> Assignment: Although the records contain pictures, only their text should be reproduced, exactly as written.

> Supplied information:
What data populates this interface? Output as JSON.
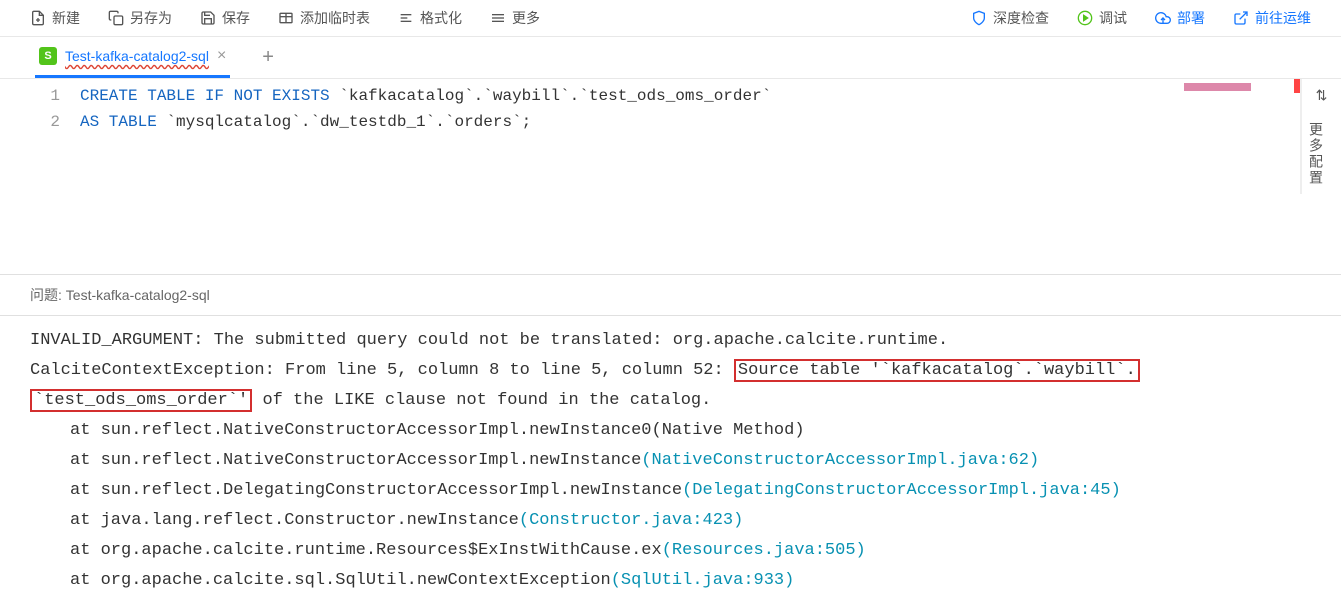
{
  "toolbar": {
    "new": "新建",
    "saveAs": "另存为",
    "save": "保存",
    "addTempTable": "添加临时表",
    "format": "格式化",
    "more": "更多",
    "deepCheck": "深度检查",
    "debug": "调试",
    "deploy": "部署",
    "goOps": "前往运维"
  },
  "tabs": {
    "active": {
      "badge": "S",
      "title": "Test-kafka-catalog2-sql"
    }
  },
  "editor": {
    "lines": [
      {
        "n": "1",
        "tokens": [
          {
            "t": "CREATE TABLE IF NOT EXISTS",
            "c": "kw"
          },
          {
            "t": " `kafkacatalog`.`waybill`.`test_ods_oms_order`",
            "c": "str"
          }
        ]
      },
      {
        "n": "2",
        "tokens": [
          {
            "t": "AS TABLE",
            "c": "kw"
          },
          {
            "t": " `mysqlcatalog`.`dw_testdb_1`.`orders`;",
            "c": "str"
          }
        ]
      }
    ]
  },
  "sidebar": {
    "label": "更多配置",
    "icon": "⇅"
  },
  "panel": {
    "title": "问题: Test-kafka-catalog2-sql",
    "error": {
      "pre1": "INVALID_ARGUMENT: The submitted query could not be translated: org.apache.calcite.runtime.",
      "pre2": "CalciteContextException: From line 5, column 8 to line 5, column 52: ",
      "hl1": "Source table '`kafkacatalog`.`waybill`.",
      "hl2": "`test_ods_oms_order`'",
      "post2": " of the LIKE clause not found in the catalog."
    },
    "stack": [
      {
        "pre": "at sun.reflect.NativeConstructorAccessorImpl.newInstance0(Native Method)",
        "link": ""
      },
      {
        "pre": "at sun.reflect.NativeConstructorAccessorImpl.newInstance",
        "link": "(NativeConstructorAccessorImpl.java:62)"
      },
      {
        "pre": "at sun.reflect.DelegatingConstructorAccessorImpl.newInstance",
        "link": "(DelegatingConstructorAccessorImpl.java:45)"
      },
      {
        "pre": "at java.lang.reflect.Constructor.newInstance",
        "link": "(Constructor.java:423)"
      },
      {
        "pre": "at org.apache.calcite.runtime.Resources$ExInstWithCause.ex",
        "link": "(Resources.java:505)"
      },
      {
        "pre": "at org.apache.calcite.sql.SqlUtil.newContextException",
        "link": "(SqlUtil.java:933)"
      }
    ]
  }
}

> Output of the task:
What data populates this interface? Output as JSON.
{
  "toolbar": {
    "new": "新建",
    "saveAs": "另存为",
    "save": "保存",
    "addTempTable": "添加临时表",
    "format": "格式化",
    "more": "更多",
    "deepCheck": "深度检查",
    "debug": "调试",
    "deploy": "部署",
    "goOps": "前往运维"
  },
  "tabs": {
    "active": {
      "badge": "S",
      "title": "Test-kafka-catalog2-sql"
    }
  },
  "editor": {
    "lines": [
      {
        "n": "1",
        "tokens": [
          {
            "t": "CREATE TABLE IF NOT EXISTS",
            "c": "kw"
          },
          {
            "t": " `kafkacatalog`.`waybill`.`test_ods_oms_order`",
            "c": "str"
          }
        ]
      },
      {
        "n": "2",
        "tokens": [
          {
            "t": "AS TABLE",
            "c": "kw"
          },
          {
            "t": " `mysqlcatalog`.`dw_testdb_1`.`orders`;",
            "c": "str"
          }
        ]
      }
    ]
  },
  "sidebar": {
    "label": "更多配置",
    "icon": "⇅"
  },
  "panel": {
    "title": "问题: Test-kafka-catalog2-sql",
    "error": {
      "pre1": "INVALID_ARGUMENT: The submitted query could not be translated: org.apache.calcite.runtime.",
      "pre2": "CalciteContextException: From line 5, column 8 to line 5, column 52: ",
      "hl1": "Source table '`kafkacatalog`.`waybill`.",
      "hl2": "`test_ods_oms_order`'",
      "post2": " of the LIKE clause not found in the catalog."
    },
    "stack": [
      {
        "pre": "at sun.reflect.NativeConstructorAccessorImpl.newInstance0(Native Method)",
        "link": ""
      },
      {
        "pre": "at sun.reflect.NativeConstructorAccessorImpl.newInstance",
        "link": "(NativeConstructorAccessorImpl.java:62)"
      },
      {
        "pre": "at sun.reflect.DelegatingConstructorAccessorImpl.newInstance",
        "link": "(DelegatingConstructorAccessorImpl.java:45)"
      },
      {
        "pre": "at java.lang.reflect.Constructor.newInstance",
        "link": "(Constructor.java:423)"
      },
      {
        "pre": "at org.apache.calcite.runtime.Resources$ExInstWithCause.ex",
        "link": "(Resources.java:505)"
      },
      {
        "pre": "at org.apache.calcite.sql.SqlUtil.newContextException",
        "link": "(SqlUtil.java:933)"
      }
    ]
  }
}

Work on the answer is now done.